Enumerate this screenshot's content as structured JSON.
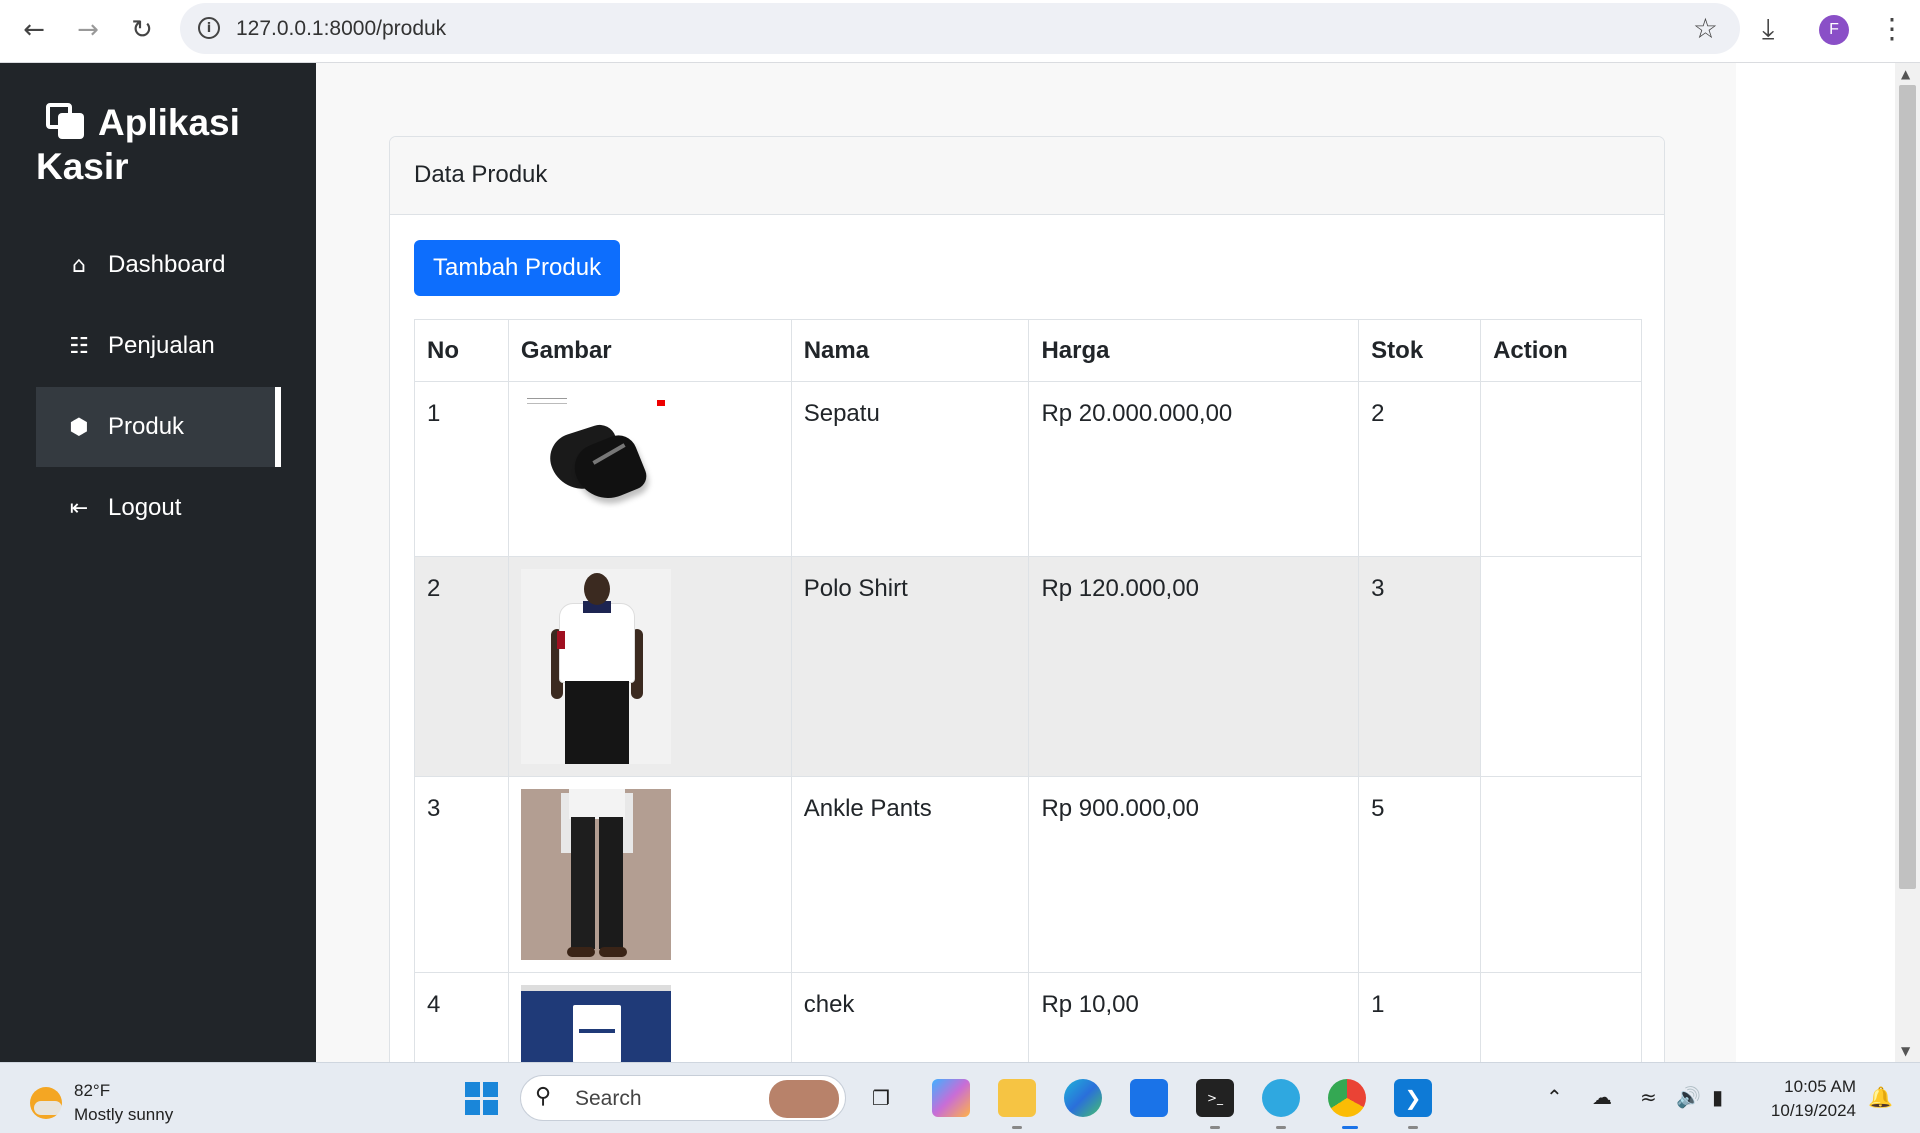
{
  "browser": {
    "url": "127.0.0.1:8000/produk",
    "profile_initial": "F",
    "icons": [
      "back-icon",
      "forward-icon",
      "reload-icon",
      "info-icon",
      "star-icon",
      "download-icon",
      "kebab-menu-icon"
    ]
  },
  "sidebar": {
    "brand": "Aplikasi Kasir",
    "items": [
      {
        "label": "Dashboard",
        "icon": "home-icon"
      },
      {
        "label": "Penjualan",
        "icon": "cart-icon"
      },
      {
        "label": "Produk",
        "icon": "box-icon",
        "active": true
      },
      {
        "label": "Logout",
        "icon": "logout-icon"
      }
    ]
  },
  "card": {
    "title": "Data Produk",
    "add_button": "Tambah Produk",
    "columns": [
      "No",
      "Gambar",
      "Nama",
      "Harga",
      "Stok",
      "Action"
    ],
    "rows": [
      {
        "no": "1",
        "image": "shoe-image",
        "nama": "Sepatu",
        "harga": "Rp 20.000.000,00",
        "stok": "2",
        "action": ""
      },
      {
        "no": "2",
        "image": "polo-shirt-image",
        "nama": "Polo Shirt",
        "harga": "Rp 120.000,00",
        "stok": "3",
        "action": ""
      },
      {
        "no": "3",
        "image": "ankle-pants-image",
        "nama": "Ankle Pants",
        "harga": "Rp 900.000,00",
        "stok": "5",
        "action": ""
      },
      {
        "no": "4",
        "image": "screenshot-image",
        "nama": "chek",
        "harga": "Rp 10,00",
        "stok": "1",
        "action": ""
      }
    ]
  },
  "colors": {
    "sidebar_bg": "#212529",
    "primary": "#0d6efd",
    "active_item_bg": "#343a40"
  },
  "taskbar": {
    "weather_temp": "82°F",
    "weather_desc": "Mostly sunny",
    "search_placeholder": "Search",
    "time": "10:05 AM",
    "date": "10/19/2024",
    "profile_badge": "F"
  }
}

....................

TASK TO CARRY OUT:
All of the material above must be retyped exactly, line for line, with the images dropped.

SOLUTION FOR THIS PROBLEM:
Enumerate this screenshot's content as structured JSON.
{
  "browser": {
    "url": "127.0.0.1:8000/produk",
    "profile_initial": "F",
    "icons": [
      "back-icon",
      "forward-icon",
      "reload-icon",
      "info-icon",
      "star-icon",
      "download-icon",
      "kebab-menu-icon"
    ]
  },
  "sidebar": {
    "brand": "Aplikasi Kasir",
    "items": [
      {
        "label": "Dashboard",
        "icon": "home-icon"
      },
      {
        "label": "Penjualan",
        "icon": "cart-icon"
      },
      {
        "label": "Produk",
        "icon": "box-icon",
        "active": true
      },
      {
        "label": "Logout",
        "icon": "logout-icon"
      }
    ]
  },
  "card": {
    "title": "Data Produk",
    "add_button": "Tambah Produk",
    "columns": [
      "No",
      "Gambar",
      "Nama",
      "Harga",
      "Stok",
      "Action"
    ],
    "rows": [
      {
        "no": "1",
        "image": "shoe-image",
        "nama": "Sepatu",
        "harga": "Rp 20.000.000,00",
        "stok": "2",
        "action": ""
      },
      {
        "no": "2",
        "image": "polo-shirt-image",
        "nama": "Polo Shirt",
        "harga": "Rp 120.000,00",
        "stok": "3",
        "action": ""
      },
      {
        "no": "3",
        "image": "ankle-pants-image",
        "nama": "Ankle Pants",
        "harga": "Rp 900.000,00",
        "stok": "5",
        "action": ""
      },
      {
        "no": "4",
        "image": "screenshot-image",
        "nama": "chek",
        "harga": "Rp 10,00",
        "stok": "1",
        "action": ""
      }
    ]
  },
  "colors": {
    "sidebar_bg": "#212529",
    "primary": "#0d6efd",
    "active_item_bg": "#343a40"
  },
  "taskbar": {
    "weather_temp": "82°F",
    "weather_desc": "Mostly sunny",
    "search_placeholder": "Search",
    "time": "10:05 AM",
    "date": "10/19/2024",
    "profile_badge": "F"
  }
}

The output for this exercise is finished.